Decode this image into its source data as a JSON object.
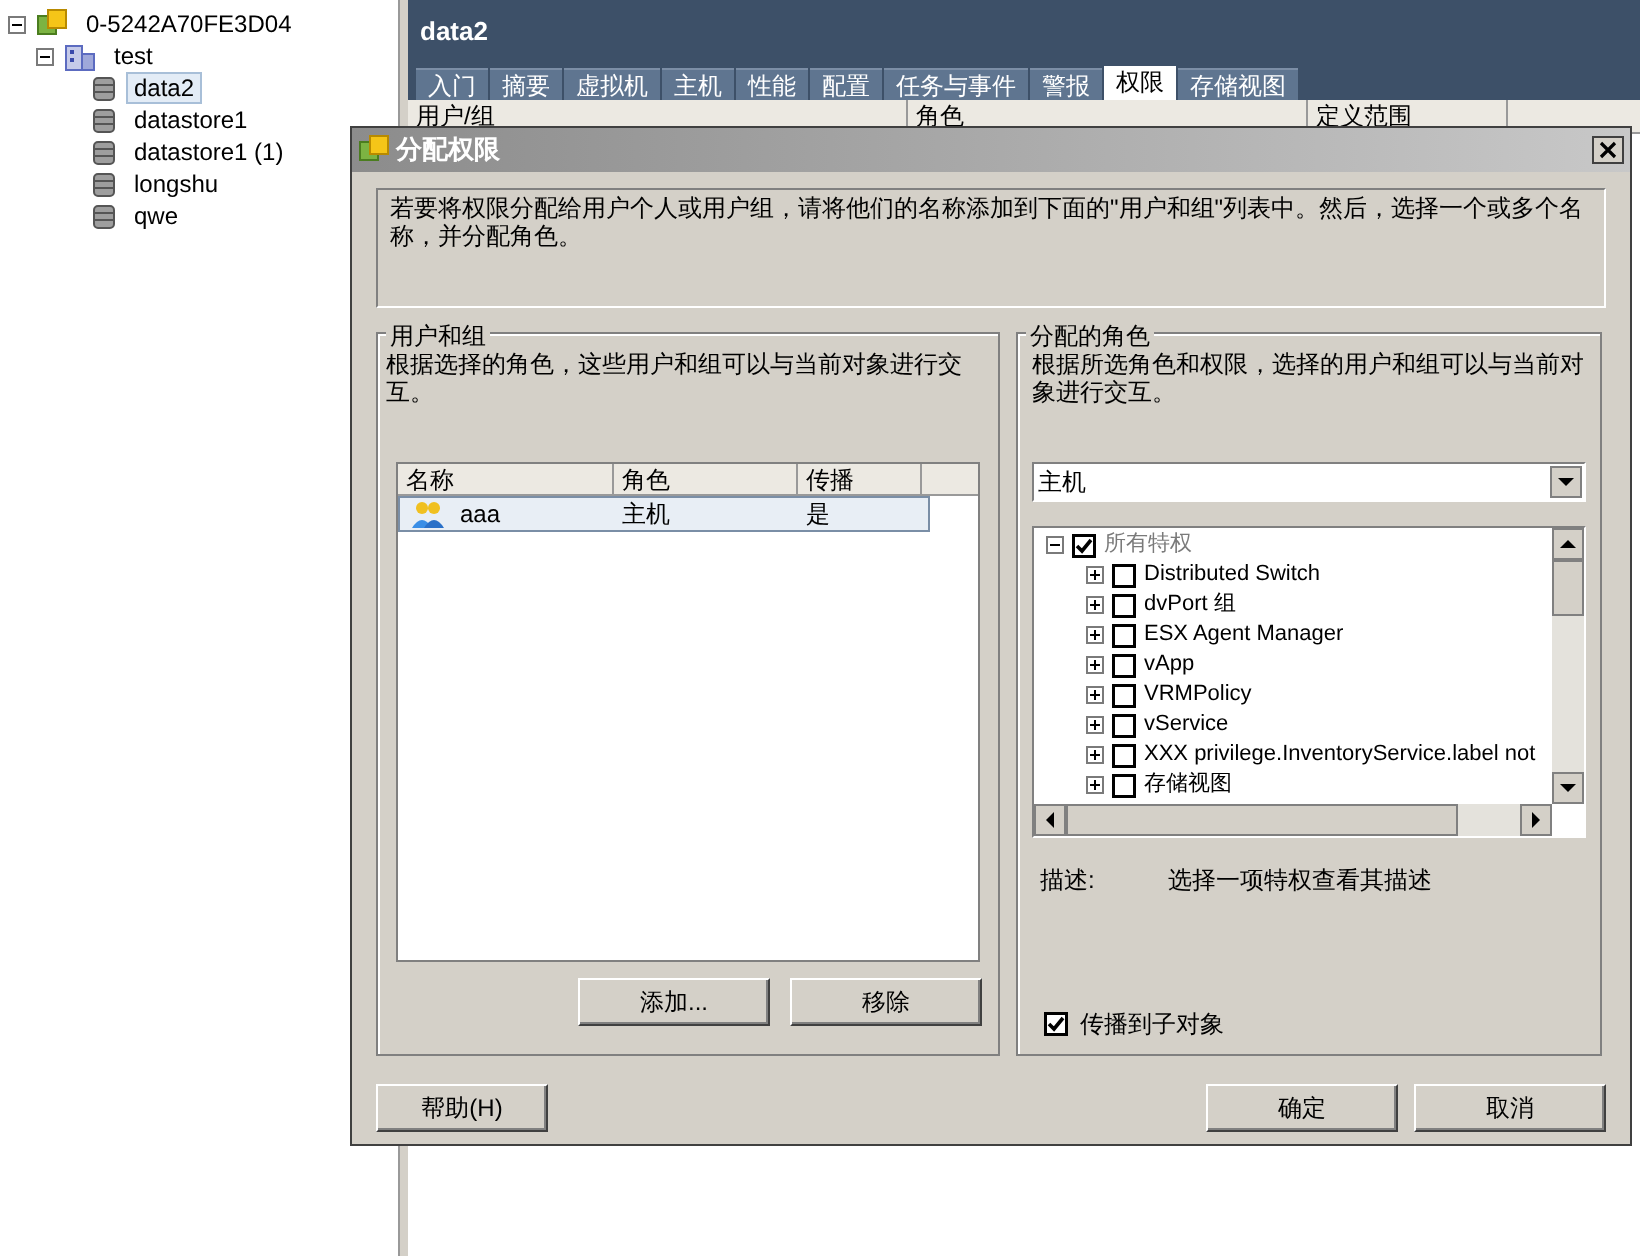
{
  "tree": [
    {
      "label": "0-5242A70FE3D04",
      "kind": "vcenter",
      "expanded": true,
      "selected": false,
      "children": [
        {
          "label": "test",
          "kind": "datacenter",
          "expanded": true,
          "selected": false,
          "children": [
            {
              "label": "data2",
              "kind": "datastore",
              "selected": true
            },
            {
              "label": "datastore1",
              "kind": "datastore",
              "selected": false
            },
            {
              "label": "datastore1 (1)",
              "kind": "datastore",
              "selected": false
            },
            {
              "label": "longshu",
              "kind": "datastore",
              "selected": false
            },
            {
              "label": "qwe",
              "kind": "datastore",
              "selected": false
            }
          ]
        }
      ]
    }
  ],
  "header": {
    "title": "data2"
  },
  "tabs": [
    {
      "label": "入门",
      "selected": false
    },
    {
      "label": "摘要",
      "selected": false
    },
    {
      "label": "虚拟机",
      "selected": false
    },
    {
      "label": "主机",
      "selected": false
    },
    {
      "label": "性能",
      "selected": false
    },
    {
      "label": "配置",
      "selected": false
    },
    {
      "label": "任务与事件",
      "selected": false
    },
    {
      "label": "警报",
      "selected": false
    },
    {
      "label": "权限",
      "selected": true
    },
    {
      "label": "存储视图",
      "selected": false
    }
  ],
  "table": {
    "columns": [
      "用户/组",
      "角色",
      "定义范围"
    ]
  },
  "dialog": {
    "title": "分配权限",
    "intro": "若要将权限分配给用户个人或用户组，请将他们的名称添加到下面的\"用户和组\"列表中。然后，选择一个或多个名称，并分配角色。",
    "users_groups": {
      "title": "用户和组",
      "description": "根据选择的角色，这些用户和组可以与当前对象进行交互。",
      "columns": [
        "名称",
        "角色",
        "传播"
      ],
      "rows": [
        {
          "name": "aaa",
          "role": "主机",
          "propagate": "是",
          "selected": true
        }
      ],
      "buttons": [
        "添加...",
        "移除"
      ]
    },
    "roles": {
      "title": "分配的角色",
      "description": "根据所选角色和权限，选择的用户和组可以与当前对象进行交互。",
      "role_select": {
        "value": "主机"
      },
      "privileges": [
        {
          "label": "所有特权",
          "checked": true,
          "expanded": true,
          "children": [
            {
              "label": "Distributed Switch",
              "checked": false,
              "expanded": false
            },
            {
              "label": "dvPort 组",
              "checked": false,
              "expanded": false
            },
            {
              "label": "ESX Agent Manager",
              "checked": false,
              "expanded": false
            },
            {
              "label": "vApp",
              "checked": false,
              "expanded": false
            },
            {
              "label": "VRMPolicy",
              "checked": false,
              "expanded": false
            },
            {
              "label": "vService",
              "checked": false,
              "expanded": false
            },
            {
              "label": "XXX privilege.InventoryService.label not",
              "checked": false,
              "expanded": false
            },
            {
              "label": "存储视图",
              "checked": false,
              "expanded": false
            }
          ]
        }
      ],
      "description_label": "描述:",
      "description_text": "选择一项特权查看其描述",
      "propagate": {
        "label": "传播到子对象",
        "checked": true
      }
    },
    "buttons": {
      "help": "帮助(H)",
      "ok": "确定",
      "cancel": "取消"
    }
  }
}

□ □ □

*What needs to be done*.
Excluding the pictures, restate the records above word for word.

*Result for this exercise*.
Decode this image into its source data as a JSON object.
{
  "tree": [
    {
      "label": "0-5242A70FE3D04",
      "kind": "vcenter",
      "expanded": true,
      "selected": false,
      "children": [
        {
          "label": "test",
          "kind": "datacenter",
          "expanded": true,
          "selected": false,
          "children": [
            {
              "label": "data2",
              "kind": "datastore",
              "selected": true
            },
            {
              "label": "datastore1",
              "kind": "datastore",
              "selected": false
            },
            {
              "label": "datastore1 (1)",
              "kind": "datastore",
              "selected": false
            },
            {
              "label": "longshu",
              "kind": "datastore",
              "selected": false
            },
            {
              "label": "qwe",
              "kind": "datastore",
              "selected": false
            }
          ]
        }
      ]
    }
  ],
  "header": {
    "title": "data2"
  },
  "tabs": [
    {
      "label": "入门",
      "selected": false
    },
    {
      "label": "摘要",
      "selected": false
    },
    {
      "label": "虚拟机",
      "selected": false
    },
    {
      "label": "主机",
      "selected": false
    },
    {
      "label": "性能",
      "selected": false
    },
    {
      "label": "配置",
      "selected": false
    },
    {
      "label": "任务与事件",
      "selected": false
    },
    {
      "label": "警报",
      "selected": false
    },
    {
      "label": "权限",
      "selected": true
    },
    {
      "label": "存储视图",
      "selected": false
    }
  ],
  "table": {
    "columns": [
      "用户/组",
      "角色",
      "定义范围"
    ]
  },
  "dialog": {
    "title": "分配权限",
    "intro": "若要将权限分配给用户个人或用户组，请将他们的名称添加到下面的\"用户和组\"列表中。然后，选择一个或多个名称，并分配角色。",
    "users_groups": {
      "title": "用户和组",
      "description": "根据选择的角色，这些用户和组可以与当前对象进行交互。",
      "columns": [
        "名称",
        "角色",
        "传播"
      ],
      "rows": [
        {
          "name": "aaa",
          "role": "主机",
          "propagate": "是",
          "selected": true
        }
      ],
      "buttons": [
        "添加...",
        "移除"
      ]
    },
    "roles": {
      "title": "分配的角色",
      "description": "根据所选角色和权限，选择的用户和组可以与当前对象进行交互。",
      "role_select": {
        "value": "主机"
      },
      "privileges": [
        {
          "label": "所有特权",
          "checked": true,
          "expanded": true,
          "children": [
            {
              "label": "Distributed Switch",
              "checked": false,
              "expanded": false
            },
            {
              "label": "dvPort 组",
              "checked": false,
              "expanded": false
            },
            {
              "label": "ESX Agent Manager",
              "checked": false,
              "expanded": false
            },
            {
              "label": "vApp",
              "checked": false,
              "expanded": false
            },
            {
              "label": "VRMPolicy",
              "checked": false,
              "expanded": false
            },
            {
              "label": "vService",
              "checked": false,
              "expanded": false
            },
            {
              "label": "XXX privilege.InventoryService.label not",
              "checked": false,
              "expanded": false
            },
            {
              "label": "存储视图",
              "checked": false,
              "expanded": false
            }
          ]
        }
      ],
      "description_label": "描述:",
      "description_text": "选择一项特权查看其描述",
      "propagate": {
        "label": "传播到子对象",
        "checked": true
      }
    },
    "buttons": {
      "help": "帮助(H)",
      "ok": "确定",
      "cancel": "取消"
    }
  }
}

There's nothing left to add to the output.